Occasionally (albeit rarely) you’ll have a need to grow a local VMFS volume. If storage is remote, you would expand it, rescan HBAs, and go on your merry way as ESXi does all the work for you. In the case of a local (as in “inside an ESXi host”) volume, this is a manual process. I assume the reason for this is that it’s often shared with the operating system partitions, so we want to be careful. I’ll walk you through the process of expanding one of these volumes. First up – grow the actual volume! That’s outside the scope of this tutorial, so come back once you have the space allocated to the end of the disk.
- Before starting, I’ll show you that the current capacity of this local datastore is 32.5 GB:
- Let’s grab an SSH session to the ESXi host. If SSH isn’t enabled, see this guide. Also, see my SSH Tool!
- First of all, we need to find the device identifier for the volume. In my case, the volume is ‘va-esx-03-local.” We will use the ‘-P’ flag with vmkfstools to find this.

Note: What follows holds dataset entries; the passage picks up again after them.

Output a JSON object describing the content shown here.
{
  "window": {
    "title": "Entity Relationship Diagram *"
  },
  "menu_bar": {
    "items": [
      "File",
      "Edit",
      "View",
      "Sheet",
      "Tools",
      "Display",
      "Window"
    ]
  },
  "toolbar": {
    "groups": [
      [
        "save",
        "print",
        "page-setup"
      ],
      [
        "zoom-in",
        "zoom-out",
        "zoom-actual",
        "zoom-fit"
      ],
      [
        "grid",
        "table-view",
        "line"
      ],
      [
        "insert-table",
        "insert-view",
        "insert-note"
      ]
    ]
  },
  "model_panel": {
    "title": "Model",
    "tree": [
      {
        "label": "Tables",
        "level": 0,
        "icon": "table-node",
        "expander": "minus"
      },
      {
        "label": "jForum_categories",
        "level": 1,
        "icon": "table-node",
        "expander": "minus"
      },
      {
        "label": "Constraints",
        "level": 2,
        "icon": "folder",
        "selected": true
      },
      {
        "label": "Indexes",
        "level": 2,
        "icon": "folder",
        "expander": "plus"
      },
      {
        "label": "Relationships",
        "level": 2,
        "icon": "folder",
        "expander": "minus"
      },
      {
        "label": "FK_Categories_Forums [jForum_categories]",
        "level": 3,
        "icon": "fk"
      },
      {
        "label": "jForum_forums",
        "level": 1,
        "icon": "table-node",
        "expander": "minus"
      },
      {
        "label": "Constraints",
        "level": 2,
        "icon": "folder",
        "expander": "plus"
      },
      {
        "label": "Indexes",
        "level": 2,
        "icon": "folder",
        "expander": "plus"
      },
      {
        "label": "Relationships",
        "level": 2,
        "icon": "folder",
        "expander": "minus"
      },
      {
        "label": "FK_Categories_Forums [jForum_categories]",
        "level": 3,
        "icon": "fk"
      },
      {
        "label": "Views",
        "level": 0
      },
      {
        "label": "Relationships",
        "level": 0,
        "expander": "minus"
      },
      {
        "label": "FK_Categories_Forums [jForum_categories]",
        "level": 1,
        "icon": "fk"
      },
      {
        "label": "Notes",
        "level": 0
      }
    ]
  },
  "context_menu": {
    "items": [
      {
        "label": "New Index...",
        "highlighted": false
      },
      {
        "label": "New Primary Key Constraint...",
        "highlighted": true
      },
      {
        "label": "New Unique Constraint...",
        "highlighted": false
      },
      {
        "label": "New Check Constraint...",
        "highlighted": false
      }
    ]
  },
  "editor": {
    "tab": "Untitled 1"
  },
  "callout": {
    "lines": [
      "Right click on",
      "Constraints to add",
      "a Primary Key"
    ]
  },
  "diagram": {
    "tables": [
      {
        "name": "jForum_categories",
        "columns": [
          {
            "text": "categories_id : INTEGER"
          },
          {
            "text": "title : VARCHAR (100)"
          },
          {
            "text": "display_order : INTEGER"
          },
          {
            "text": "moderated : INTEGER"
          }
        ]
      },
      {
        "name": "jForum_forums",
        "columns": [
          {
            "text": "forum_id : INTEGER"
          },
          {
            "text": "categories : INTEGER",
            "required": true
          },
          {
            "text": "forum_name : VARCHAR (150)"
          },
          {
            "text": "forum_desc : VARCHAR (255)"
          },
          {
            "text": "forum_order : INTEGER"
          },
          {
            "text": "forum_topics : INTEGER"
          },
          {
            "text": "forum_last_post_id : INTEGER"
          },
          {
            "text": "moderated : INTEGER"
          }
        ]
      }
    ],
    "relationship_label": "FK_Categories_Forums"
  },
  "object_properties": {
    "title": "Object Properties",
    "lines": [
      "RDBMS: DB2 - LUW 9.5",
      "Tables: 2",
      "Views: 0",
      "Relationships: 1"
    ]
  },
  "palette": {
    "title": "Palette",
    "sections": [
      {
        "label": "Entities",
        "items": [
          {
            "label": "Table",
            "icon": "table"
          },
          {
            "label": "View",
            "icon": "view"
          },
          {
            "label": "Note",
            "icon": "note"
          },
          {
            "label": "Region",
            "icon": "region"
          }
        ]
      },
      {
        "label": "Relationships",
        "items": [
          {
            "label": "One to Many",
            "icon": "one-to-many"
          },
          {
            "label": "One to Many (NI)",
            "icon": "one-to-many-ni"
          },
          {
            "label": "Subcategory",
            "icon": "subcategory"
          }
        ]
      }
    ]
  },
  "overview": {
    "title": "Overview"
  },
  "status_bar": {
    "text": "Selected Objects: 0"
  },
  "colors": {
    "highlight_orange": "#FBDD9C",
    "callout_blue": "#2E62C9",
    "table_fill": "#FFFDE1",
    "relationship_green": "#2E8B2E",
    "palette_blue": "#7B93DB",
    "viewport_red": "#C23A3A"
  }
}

- Take note of something: the :3 on the end denotes partition #3. We’ll need to use this in the future, but also need to leave it off in certain areas. Take special care to note whether or not each of the following commands is specifying the partition or the whole disk.
- Next we will use partedUtil to determine the starting sector for the partition. We’ll need this in a later step to specify the boundaries of the grown partition. Use the partition numbers down the left hand side to find the correct partition (mine is 3) and then write down the beginning sector, highlighted in the screenshot below.
- Last step before expanding – we need to find the ending sector. Since our VMFS partition is at the end of the disk, we just need to specify the starting sector, and then the last sector usable. We will again use partedUtil. Take the second number, which is the last usable sector.
- You should now have a beginning sector and an end sector. In my example, they are 15472640 and 419430366. We will finally use partedUtil one last time to issue the resize command. The format is disk partition first sector last sector. No news from this command is good news 🙂
- Now the partition is the proper size. We just need to expand the filesystem to fill the space. We’ll go back to vmkfstools to do this. First run ‘vmkfstools -V’ to do a refresh of the volumes.
- In this step, we’re back to using the partition number, so make sure to include that on the end! Also note that the syntax of the command requires us to enter the disk twice.
- Okay – lets pop back into the vSphere Client, do a “Refresh” and see what we have! It’s now showing 192.5 GB because I grew the drive by 160 GB!
Hopefully you made it through that without too many bruises! Check out the official documentation on this process if you have any questions about what I showed here. Good luck!